[REQUIRED ACTION]
Your response should consist of one number, the count of lines below that contain "value".

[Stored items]
====

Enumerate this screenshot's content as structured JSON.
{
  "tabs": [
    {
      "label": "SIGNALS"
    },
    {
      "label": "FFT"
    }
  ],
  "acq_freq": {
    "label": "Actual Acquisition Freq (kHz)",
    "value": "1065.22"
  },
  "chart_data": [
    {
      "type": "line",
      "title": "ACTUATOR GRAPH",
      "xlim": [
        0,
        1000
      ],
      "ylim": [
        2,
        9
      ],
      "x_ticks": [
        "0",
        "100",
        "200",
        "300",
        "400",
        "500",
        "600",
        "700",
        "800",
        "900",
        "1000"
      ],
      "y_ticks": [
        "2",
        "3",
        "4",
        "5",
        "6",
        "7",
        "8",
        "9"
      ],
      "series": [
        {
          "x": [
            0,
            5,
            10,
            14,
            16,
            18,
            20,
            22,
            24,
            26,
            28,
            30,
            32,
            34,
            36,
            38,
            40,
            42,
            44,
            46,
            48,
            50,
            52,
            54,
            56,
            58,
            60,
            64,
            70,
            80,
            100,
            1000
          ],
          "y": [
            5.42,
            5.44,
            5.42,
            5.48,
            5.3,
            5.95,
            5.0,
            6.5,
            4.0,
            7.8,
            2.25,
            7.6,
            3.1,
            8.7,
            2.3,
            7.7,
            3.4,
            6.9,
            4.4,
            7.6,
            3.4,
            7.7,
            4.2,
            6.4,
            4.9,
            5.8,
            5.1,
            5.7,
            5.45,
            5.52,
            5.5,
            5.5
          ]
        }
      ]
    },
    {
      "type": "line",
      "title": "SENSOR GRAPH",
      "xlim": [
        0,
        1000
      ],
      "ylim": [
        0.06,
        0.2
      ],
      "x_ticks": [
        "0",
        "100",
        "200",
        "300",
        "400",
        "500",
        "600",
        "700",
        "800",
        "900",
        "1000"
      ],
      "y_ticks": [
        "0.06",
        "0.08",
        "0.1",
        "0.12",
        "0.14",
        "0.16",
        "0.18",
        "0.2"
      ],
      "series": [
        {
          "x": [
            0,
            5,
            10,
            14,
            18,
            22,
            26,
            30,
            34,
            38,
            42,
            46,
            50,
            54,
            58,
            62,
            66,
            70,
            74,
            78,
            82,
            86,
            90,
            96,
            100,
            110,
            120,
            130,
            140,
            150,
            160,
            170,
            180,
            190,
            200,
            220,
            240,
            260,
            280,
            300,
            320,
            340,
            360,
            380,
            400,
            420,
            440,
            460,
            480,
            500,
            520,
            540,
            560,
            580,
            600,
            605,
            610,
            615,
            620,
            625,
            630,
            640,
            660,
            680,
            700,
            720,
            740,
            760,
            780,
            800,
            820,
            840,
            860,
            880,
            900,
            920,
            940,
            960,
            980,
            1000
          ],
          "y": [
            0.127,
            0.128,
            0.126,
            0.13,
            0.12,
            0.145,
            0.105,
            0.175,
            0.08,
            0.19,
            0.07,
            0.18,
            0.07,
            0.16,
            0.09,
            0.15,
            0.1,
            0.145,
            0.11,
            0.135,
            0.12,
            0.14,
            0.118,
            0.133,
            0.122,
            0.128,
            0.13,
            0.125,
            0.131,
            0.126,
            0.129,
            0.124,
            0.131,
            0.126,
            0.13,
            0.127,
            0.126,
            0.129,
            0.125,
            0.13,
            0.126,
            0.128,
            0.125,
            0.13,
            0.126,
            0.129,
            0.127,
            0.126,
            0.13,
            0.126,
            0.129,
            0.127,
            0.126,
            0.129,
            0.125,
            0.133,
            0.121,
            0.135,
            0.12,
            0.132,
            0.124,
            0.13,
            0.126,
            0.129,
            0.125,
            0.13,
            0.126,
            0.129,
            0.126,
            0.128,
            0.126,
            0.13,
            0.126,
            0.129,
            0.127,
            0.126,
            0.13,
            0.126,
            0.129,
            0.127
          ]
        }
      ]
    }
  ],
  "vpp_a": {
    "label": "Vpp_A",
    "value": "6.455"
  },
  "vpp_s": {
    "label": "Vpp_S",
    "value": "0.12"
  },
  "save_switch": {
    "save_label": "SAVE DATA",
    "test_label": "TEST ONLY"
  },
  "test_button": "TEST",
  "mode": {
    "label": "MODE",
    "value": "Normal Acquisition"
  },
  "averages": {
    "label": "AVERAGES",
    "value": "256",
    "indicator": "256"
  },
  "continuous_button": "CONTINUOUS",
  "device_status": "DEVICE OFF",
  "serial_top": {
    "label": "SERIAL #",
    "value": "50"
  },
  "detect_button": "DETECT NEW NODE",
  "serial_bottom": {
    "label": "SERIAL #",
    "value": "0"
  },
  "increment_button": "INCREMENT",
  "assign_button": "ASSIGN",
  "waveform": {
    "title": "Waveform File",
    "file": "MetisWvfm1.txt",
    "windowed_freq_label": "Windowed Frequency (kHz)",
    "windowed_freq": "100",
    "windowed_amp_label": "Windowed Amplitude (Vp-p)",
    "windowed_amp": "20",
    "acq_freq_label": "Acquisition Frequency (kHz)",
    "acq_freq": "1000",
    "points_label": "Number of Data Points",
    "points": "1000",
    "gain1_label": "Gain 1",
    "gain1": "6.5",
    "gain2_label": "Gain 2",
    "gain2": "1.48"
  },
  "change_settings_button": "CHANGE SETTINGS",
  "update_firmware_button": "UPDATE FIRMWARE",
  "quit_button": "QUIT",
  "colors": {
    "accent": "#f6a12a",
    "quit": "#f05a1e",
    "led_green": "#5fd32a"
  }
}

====

[RESPONSE]
7